Best of all, this aspect of the game doesn’t undermine the dungeon exploration or skirmishes. Cleverly, you start every quest at level one, so even though there are numerous ways of investing in growth, you can’t simply enter a dungeon overpowered and ready to run past all enemies to reach the exit. This is something the game further enforces by regularly locking you into encounters with large groups – and the last quest of each area, which pits you against a screen-filling boss creature, must be challenged with only a single floor worth of levelling.

Before the credits roll on Lapis x Labyrinth, you’ll take on 80 quests across 10 distinct level types and travel through approximately 220 maps, so it is perhaps unsurprising that there is a fair amount of repeated content. In the early-mid game, the reuse of earlier layouts makes the player suspect that the game is stretched a little too thin, but thankfully in the long term, this doesn’t develop into a prominent issue. Furthermore, the balance of the game is such that grinding earlier quests isn’t a necessity – though this is always an option, and players looking for a real challenge will find a selection of postgame levels that will require this kind of preparation.
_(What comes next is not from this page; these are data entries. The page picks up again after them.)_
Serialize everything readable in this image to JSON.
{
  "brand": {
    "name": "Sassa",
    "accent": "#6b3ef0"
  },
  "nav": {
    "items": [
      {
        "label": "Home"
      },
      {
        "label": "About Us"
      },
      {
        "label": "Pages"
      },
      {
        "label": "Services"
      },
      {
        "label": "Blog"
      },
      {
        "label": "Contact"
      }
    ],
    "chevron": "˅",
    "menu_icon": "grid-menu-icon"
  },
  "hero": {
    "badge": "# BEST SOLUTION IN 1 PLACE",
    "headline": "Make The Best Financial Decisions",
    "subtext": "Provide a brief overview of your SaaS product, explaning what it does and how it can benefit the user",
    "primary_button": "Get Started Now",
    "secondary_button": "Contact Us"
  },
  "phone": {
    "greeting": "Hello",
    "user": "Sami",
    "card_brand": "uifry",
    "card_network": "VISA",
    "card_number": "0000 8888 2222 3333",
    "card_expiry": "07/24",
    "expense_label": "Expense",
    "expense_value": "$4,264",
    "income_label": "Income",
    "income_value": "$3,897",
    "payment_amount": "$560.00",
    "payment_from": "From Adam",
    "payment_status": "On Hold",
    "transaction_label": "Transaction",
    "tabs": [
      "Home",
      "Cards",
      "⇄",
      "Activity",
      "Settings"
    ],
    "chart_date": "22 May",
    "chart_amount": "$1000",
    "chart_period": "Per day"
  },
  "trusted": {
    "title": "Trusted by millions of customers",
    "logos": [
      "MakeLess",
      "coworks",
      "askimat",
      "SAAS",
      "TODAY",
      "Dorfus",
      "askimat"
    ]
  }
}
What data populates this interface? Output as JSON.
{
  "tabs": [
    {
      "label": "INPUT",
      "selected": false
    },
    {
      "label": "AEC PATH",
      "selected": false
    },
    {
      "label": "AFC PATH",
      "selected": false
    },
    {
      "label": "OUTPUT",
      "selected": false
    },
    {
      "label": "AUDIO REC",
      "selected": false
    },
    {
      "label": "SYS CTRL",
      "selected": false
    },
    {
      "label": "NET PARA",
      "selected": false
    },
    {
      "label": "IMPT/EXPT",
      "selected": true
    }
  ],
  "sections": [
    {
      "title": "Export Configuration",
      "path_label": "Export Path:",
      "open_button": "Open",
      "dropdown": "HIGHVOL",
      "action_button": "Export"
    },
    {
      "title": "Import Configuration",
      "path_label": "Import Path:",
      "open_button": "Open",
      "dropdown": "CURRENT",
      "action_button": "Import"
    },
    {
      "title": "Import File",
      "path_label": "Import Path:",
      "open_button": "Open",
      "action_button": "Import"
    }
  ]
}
Overall, the game presents a significant chunk of content in terms of levels and systems, and the quality of presentation – appealing character and enemy art, painterly backgrounds and eye-catching graphical overlays all thrown at the screen with only a hint of framerate unsteadiness – is high.

Nonetheless, it’s easy to see where improvements could be made: behind the appealing art the level designs are slightly rudimentary block mazes; the combat elements are repetitious by their nature, and it’s definitely too easy to fall back on mindlessly hammering Y to attack; the difference between each character class isn’t especially pronounced, and investing in more than four characters seems a little pointless; it’s also true that if story is important to you, there’s not a lot of it here. However, if you leave these concerns for a sequel, force yourself to experiment and tackle the game in several sittings, you’ll find that Lapis x Labyrinth offers more than its fair share of riches to uncover.

Conclusion

Nippon Ichi Software has hit a great formula that avoids the worst excesses of repetition or frustration. An addictive mix of 2D exploration and combat, Lapis x Labyrinth is a cavalcade of colour and complex systems that doesn’t outstay its welcome through a sizeable 20-hour campaign.